Work to complete: Take every line in the entries that includes the word "rename" and copy it.
------
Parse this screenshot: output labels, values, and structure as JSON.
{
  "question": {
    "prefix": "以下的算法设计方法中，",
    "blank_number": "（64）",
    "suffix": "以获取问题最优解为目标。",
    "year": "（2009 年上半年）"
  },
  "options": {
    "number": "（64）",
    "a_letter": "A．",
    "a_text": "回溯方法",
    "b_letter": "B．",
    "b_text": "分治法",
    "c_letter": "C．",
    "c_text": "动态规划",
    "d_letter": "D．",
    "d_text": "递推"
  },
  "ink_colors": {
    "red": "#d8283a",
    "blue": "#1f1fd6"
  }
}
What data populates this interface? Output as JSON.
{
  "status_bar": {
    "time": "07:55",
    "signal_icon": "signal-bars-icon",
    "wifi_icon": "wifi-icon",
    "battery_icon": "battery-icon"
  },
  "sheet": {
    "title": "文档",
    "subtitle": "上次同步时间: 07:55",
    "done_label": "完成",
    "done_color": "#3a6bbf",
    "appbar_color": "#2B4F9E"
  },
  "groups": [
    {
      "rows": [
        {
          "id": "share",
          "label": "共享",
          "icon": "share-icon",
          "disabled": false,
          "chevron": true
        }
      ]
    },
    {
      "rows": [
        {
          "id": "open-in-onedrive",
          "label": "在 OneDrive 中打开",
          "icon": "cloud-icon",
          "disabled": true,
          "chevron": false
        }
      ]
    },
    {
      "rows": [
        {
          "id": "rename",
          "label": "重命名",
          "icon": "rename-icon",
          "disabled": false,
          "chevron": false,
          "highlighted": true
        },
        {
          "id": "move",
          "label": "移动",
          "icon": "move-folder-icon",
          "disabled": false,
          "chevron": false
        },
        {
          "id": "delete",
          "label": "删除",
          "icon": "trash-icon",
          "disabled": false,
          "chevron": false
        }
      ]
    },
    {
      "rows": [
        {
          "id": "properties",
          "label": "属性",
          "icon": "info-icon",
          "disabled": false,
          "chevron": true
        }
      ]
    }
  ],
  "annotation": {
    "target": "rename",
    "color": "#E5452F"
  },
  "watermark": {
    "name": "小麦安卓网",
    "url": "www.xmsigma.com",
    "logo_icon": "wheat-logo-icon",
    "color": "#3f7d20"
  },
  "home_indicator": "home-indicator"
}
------
Answer box:
          "id": "rename",
          "icon": "rename-icon",
    "target": "rename",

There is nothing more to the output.